Now before you jump to the conclusion that we were in a rotten school in a poor school district and had screwed up parents, let me set the record straight. During the 1980s, Minnesota had the #1 or #2 educational system in the US (they still do). Within Minnesota, Bloomington was one of the top two school districts in the state. The schools we attended (Olson Jr. High and Jefferson Sr. High) were the best schools in the district. So our example comes from the best of the best of the best government schools in the United States. We both came from Beaver Cleaver families, with adequate income, no divorce, abuse, or family violence.
My wife and I have talked about our negative experiences for eighteen years and neither of us believes we learned anything of value within the system. Everything worth knowing we learned outside of school.
I used to skip school and sit in the public library and read all day. I have an insatiable desire to learn but I couldn’t learn in school. The political, social, and sexual tension in school was too distracting.
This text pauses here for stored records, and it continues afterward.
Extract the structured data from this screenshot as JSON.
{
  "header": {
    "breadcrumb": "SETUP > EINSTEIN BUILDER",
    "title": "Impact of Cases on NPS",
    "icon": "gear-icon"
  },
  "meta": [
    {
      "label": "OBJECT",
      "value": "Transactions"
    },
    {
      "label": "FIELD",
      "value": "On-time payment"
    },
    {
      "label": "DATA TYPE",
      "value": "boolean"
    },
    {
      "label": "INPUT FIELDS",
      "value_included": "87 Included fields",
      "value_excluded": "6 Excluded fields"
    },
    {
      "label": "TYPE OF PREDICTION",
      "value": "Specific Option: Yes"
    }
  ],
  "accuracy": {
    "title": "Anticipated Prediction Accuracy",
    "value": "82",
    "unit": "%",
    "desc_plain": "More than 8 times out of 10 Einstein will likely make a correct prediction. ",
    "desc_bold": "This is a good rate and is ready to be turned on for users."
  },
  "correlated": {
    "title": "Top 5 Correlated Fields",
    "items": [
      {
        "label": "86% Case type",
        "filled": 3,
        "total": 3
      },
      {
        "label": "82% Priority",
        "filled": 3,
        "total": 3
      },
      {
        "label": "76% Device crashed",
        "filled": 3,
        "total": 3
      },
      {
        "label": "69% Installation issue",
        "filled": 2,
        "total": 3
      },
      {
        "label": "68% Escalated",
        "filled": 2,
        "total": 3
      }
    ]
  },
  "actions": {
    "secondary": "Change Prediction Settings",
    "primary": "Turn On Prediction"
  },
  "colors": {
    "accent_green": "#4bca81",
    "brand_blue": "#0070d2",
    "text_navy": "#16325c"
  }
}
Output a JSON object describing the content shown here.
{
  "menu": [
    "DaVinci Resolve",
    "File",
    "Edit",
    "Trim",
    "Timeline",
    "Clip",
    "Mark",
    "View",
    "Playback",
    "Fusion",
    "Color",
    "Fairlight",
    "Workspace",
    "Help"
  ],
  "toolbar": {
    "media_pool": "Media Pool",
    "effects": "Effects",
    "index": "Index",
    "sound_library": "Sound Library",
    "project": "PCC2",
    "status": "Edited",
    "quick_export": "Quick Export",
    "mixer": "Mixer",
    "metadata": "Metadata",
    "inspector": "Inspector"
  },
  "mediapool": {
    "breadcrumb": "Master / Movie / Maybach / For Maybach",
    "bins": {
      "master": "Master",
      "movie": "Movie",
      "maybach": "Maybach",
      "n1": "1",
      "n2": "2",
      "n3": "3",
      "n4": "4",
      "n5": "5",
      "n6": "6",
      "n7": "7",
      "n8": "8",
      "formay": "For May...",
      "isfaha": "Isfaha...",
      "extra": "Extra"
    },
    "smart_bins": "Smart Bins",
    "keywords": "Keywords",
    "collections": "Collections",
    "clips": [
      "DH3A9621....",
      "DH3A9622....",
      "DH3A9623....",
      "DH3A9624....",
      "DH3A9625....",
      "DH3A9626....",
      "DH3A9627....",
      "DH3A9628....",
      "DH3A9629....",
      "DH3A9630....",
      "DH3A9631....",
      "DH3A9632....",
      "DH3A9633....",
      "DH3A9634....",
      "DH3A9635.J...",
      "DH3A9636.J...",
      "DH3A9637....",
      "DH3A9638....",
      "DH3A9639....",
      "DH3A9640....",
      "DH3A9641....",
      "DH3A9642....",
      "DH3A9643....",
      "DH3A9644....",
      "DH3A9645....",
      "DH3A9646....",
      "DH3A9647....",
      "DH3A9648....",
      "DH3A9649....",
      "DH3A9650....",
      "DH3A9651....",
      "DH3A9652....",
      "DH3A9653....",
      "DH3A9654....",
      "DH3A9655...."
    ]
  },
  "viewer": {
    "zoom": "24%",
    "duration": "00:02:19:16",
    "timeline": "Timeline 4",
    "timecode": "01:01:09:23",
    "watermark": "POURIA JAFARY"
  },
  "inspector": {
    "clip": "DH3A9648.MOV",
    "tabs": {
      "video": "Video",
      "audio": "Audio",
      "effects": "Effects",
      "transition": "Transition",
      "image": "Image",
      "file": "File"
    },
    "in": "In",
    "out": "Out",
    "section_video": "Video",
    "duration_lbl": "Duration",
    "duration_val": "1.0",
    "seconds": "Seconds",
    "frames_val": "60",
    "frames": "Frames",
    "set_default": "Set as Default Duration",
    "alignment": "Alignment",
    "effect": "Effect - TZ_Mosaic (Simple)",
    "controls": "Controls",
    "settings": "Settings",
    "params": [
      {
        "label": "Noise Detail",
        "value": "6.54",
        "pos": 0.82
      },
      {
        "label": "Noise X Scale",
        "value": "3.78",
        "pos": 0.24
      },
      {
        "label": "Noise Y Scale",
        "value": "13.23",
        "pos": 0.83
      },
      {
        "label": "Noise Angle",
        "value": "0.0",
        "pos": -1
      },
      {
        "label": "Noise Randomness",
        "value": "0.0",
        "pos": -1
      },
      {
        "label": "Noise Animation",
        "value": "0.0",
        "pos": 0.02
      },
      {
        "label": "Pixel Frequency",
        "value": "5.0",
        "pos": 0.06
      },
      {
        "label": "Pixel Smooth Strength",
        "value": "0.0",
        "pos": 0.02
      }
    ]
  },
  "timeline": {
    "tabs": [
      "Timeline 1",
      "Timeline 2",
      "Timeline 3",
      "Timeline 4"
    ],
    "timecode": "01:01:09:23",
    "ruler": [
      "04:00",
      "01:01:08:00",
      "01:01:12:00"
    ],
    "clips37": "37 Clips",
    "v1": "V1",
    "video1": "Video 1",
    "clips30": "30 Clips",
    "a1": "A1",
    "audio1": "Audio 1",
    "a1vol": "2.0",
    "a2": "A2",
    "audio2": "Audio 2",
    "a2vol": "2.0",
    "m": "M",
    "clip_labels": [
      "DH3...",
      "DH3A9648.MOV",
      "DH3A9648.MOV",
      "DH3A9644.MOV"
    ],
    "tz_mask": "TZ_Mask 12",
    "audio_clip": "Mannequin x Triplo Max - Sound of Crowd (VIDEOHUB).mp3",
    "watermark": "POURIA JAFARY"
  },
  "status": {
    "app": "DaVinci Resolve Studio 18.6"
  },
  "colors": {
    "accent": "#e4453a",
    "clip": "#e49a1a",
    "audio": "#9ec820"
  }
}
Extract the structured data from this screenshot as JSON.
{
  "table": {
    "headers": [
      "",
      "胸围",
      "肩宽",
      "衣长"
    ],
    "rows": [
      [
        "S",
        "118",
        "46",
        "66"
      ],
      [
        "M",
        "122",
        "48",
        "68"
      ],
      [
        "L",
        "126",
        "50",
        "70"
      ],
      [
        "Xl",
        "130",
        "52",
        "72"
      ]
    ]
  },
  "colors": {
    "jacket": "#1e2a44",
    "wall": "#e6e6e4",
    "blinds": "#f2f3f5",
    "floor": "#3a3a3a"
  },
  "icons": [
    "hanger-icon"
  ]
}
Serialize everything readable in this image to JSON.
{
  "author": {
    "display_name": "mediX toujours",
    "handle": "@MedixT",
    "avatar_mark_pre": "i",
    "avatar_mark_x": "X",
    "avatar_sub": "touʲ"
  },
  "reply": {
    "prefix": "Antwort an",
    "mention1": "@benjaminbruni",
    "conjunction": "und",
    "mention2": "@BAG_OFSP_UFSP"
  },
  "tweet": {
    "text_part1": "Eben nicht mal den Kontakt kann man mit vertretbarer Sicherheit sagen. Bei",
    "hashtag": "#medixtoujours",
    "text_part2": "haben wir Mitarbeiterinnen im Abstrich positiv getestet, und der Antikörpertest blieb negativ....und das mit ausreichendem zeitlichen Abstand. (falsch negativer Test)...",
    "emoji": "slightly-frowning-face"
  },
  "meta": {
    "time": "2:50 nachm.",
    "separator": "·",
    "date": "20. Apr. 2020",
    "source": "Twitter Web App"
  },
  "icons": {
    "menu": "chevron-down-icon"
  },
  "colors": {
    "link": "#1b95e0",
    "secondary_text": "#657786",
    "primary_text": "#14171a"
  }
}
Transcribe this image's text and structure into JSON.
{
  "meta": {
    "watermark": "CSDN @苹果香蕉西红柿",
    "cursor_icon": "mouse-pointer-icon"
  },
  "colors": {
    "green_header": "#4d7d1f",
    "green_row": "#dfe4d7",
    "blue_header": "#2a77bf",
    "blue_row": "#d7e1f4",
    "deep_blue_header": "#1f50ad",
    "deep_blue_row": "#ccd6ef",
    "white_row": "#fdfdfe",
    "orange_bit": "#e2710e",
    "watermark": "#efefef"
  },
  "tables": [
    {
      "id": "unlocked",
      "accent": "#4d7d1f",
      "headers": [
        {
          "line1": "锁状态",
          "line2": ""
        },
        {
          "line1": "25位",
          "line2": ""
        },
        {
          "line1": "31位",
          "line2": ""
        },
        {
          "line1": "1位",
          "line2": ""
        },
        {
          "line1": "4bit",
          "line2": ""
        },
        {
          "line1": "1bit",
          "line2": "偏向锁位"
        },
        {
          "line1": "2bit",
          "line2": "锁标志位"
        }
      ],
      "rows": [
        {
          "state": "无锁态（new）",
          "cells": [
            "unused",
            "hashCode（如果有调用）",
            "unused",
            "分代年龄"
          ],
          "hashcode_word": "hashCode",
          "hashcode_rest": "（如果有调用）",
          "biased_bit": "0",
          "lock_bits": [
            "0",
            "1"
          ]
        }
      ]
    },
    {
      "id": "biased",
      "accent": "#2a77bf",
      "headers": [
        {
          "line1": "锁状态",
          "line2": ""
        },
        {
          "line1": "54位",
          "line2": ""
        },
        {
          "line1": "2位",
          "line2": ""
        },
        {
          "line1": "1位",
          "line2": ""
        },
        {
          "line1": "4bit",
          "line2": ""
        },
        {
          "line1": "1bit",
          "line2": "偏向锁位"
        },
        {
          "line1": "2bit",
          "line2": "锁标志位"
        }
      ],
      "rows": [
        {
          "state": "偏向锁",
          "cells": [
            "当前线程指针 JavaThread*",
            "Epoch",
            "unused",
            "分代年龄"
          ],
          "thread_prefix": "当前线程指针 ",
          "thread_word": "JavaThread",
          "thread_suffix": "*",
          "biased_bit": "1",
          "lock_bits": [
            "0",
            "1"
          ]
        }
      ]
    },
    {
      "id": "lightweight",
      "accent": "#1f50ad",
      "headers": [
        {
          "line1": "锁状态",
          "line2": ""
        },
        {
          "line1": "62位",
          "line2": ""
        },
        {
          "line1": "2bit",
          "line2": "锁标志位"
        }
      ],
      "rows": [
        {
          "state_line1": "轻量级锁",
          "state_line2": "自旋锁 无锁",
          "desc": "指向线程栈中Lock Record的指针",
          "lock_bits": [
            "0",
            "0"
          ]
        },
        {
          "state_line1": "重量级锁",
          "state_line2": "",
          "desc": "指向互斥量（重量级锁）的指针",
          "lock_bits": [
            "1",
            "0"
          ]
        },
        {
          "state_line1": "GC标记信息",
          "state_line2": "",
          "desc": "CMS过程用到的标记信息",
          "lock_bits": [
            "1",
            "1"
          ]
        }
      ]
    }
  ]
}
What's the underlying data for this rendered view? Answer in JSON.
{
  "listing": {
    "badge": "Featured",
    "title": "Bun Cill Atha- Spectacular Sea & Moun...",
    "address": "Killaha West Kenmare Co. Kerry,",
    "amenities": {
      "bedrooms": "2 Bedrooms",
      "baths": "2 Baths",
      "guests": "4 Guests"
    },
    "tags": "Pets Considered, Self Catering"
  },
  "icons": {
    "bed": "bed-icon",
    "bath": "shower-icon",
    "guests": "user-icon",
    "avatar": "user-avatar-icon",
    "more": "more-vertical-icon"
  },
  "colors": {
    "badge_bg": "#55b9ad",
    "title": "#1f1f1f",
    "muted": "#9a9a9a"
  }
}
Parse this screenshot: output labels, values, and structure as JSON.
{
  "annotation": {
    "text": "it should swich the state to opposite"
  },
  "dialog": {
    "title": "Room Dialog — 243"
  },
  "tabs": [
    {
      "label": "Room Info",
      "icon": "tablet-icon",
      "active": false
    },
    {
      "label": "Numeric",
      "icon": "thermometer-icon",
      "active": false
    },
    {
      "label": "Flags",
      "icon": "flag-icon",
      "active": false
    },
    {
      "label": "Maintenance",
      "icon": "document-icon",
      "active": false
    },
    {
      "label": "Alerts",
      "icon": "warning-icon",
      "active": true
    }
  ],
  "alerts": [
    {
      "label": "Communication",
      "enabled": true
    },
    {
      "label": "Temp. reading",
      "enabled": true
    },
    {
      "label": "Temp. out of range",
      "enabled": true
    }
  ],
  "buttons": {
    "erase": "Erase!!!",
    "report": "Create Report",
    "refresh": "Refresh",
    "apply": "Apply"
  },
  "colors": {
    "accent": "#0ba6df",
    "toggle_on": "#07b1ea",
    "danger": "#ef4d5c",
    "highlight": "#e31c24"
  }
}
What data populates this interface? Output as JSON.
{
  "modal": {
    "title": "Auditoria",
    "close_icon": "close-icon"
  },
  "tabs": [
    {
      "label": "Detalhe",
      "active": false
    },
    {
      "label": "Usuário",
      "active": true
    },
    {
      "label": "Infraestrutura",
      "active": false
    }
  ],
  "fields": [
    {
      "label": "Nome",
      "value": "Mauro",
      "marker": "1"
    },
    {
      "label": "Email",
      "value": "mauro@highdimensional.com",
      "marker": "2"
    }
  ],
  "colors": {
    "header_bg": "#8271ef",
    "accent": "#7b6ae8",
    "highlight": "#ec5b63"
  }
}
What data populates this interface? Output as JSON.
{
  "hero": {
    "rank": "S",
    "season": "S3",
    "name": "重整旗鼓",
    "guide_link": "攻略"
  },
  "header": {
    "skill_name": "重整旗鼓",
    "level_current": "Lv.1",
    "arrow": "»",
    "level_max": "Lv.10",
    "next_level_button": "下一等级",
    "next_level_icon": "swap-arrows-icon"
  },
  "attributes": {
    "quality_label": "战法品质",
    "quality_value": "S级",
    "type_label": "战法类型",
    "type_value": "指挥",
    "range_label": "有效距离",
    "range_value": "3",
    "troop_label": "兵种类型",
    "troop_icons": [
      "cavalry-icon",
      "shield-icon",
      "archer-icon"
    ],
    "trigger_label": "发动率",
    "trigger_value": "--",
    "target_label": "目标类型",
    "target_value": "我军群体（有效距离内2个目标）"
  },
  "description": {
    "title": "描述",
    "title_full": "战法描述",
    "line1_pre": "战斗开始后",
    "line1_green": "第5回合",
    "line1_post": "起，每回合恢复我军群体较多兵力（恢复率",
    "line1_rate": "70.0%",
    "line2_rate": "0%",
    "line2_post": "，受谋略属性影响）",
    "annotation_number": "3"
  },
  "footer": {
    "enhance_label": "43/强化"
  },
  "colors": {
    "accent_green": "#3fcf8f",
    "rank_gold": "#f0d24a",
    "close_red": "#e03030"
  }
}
I was born with this intense desire to learn and grow, but sometime in the second grade, school became an obstacle to learning. I felt thwarted at every turn by fellow students, teachers, and meaningless assignments. It’s hard to learn when you are constantly afraid of having your head flushed in the toilet."
And in the comments responding to these entries you will hear the voices of young Americans who will not be kind to their tormentors. Teachers who keep silent about the crimes of NCLB will see their pensions jeopardized when the generations it led to the gas chambers of global warming, a jobless society, and fiscal chaos responds in kind. The writing is on the wall assuming the parties responsible can read it.